PHILADELPHIA (AP) — The engineer at the controls of the speeding Amtrak train that lurched off the tracks in Philadelphia, killing at least seven people, has no recollection of the crash, his attorney said.
Lawyer Robert Goggin told ABC News that the engineer, Brandon Bostian, 32, of New York, suffered a concussion in Tuesday night’s wreck and had 15 staples in his head.
Federal investigators have determined that the train was barreling through the city at 106 mph before it ran off the rails along a sharp curve where the speed limit drops to just 50 mph. But they don’t know why it was going so fast.

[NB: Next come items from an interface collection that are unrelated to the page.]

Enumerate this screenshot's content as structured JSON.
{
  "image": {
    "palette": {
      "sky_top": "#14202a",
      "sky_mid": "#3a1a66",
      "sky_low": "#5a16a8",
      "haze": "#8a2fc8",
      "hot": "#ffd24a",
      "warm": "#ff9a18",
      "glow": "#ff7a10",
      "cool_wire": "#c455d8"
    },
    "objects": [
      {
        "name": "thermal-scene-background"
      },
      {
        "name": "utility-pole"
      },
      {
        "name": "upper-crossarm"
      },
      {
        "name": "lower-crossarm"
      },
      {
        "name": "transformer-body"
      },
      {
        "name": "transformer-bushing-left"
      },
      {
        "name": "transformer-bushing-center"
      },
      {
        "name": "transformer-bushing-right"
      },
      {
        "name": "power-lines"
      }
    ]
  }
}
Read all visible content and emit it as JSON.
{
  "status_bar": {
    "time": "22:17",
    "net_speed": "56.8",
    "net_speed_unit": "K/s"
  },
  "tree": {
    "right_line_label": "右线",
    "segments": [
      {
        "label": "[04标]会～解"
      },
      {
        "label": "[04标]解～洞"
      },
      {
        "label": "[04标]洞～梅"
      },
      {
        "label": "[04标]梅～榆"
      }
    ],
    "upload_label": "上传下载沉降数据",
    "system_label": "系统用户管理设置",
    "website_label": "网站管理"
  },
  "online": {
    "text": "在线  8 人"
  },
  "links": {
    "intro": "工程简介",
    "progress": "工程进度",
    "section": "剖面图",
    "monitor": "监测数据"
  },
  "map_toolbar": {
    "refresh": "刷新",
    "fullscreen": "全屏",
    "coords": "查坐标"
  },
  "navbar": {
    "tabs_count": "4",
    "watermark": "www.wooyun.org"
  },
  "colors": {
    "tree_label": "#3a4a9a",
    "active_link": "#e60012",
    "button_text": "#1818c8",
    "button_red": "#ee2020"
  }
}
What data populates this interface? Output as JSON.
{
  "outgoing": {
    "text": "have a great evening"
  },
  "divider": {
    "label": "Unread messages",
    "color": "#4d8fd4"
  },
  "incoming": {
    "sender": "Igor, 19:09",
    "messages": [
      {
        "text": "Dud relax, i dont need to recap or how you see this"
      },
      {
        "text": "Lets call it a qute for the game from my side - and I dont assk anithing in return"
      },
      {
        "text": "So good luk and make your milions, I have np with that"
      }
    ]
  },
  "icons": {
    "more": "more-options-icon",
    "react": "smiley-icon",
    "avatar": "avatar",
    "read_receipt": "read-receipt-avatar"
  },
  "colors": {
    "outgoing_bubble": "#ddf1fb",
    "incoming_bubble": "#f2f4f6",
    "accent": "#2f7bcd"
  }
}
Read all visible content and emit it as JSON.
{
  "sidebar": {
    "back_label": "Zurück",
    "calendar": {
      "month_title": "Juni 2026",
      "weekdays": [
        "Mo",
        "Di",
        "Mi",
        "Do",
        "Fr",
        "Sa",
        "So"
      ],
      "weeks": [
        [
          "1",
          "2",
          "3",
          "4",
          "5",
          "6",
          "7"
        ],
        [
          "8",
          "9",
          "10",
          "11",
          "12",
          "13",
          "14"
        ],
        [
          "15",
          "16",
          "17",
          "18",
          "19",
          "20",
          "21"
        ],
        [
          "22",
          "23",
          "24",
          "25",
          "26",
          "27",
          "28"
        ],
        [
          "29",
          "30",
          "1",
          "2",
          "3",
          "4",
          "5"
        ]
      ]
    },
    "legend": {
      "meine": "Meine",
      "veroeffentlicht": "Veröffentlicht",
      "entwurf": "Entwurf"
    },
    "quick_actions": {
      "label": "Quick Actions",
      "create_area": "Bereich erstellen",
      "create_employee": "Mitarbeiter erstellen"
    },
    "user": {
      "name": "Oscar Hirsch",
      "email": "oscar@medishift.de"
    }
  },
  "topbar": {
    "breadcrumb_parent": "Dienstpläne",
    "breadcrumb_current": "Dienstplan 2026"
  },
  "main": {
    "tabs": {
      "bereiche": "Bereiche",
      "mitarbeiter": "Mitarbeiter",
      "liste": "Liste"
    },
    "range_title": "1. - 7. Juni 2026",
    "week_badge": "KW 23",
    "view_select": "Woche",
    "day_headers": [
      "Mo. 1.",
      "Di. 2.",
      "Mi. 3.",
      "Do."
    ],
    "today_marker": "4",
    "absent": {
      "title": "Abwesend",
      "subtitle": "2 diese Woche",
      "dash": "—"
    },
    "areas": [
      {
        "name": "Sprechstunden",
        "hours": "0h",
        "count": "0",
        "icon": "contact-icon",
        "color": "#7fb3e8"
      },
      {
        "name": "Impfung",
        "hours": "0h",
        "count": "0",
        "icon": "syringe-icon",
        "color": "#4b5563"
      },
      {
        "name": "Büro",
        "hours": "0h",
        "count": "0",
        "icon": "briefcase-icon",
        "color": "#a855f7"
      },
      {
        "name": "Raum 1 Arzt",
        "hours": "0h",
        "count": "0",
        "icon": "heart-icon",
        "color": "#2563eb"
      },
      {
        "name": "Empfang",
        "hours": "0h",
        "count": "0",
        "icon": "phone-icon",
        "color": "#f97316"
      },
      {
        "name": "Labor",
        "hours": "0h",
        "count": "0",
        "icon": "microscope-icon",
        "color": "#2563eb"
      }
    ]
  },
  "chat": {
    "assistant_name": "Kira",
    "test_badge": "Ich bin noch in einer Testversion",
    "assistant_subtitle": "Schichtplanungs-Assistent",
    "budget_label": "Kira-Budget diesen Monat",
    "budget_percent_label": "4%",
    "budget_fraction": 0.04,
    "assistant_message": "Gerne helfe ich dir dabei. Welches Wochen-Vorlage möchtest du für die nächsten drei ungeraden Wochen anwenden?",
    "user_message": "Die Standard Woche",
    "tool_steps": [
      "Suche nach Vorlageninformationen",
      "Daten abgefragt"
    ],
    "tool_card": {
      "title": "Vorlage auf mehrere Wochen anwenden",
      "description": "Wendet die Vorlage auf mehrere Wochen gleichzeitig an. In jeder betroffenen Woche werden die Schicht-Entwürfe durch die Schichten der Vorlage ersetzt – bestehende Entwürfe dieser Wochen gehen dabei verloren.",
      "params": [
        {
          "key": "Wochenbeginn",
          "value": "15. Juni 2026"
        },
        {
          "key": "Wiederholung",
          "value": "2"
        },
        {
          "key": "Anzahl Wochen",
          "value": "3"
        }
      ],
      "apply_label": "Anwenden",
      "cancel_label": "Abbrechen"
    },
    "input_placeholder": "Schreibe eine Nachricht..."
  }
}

“He remembers coming into curve. He remembers attempting to reduce speed and thereafter he was knocked out,” Goggin said. He said Bostian does not recall using the emergency brake, which investigators said was applied moments before the crash.
The lawyer said the last thing the engineer remembered was coming to, looking for his bag, retrieving his cellphone and calling 911 for help. He said the engineer’s cellphone was off and stored in his bag before the accident, as required.
“As a result of his concussion, he has absolutely no recollection whatsoever of the events,” Goggin said. He said he believes the engineer’s memory will probably return once the head injury subsides.
Goggin said that his client “cooperated fully” with police and immediately consented to a blood test. He said he had not been drinking or doing drugs. Police had said on Wednesday that the engineer had refused to give a statement to law enforcement.
Robert Sumwalt of the National Transportation Safety Board said on Wednesday that federal accident investigators want to talk to him but will give him a day or two to recover from the shock of the accident.
Goggin said his client was distraught when he learned of the devastation.
Sumwalt said a data recorder and a video camera in the train’s front end could yield clues to what happened. Amtrak inspected the stretch of track on Tuesday, just hours before the accident, and found no defects, according to the Federal Railroad Administration.
Sumwalt said the engineer applied the emergency brakes moments before the crash but slowed the train to only 102 mph by the time the locomotive’s black box stopped recording data. The speed limit just before the bend is 80 mph, he said.
Mayor Michael Nutter said the engineer was clearly “reckless and irresponsible.”
“Part of the focus has to be, what was the engineer doing?” Nutter said. “Why are you traveling at that rate of speed?”
More than 200 people aboard the Washington-to-New York train were injured in the wreck, which happened in a decayed industrial neighborhood not far from the Delaware River just before 9:30 p.m.
Passengers crawled out the windows of the torn and toppled rail cars in the darkness and emerged dazed and bloody. Many of the victims had broken ribs and other fractures. At least 10 people remained hospitalized in critical condition on Wednesday.
It was the nation’s deadliest train accident in nearly six years. There is no Amtrak service between Philadelphia and New York again on Thursday.
Despite pressure from Congress and safety regulators, Amtrak had not installed along that section of track Positive Train Control, a technology that uses GPS, wireless radio and computers to prevent trains from going over the speed limit. Most of Amtrak’s Northeast Corridor is equipped with Positive Train Control.
“Based on what we know right now, we feel that had such a system been installed in this section of track, this accident would not have occurred,” Sumwalt said.
The notoriously tight curve is not far from the site of one of the deadliest train wrecks in U.S. history: the 1943 derailment of the Congressional Limited, bound from Washington to New York. Seventy-nine people were killed.
The dead in Tuesday’s crash included an Associated Press employee, a midshipman at the U.S. Naval Academy, a Wells Fargo executive, a college administrator and the CEO of an educational startup.
Nutter said some people were unaccounted for but cautioned that some passengers listed on the Amtrak manifest might not have boarded the train, while others might not have checked in with authorities.
“We will not cease our efforts until we go through every vehicle,” the mayor said.
Amtrak carries 11.6 million passengers a year along its busy Northeast Corridor, which runs between Washington and Boston.
Associated Press reporters Maryclaire Dale, Michael R. Sisak and Josh Cornfield in Philadelphia and Jack Gillum, Ted Bridis and Joan Lowy in Washington contributed to this story.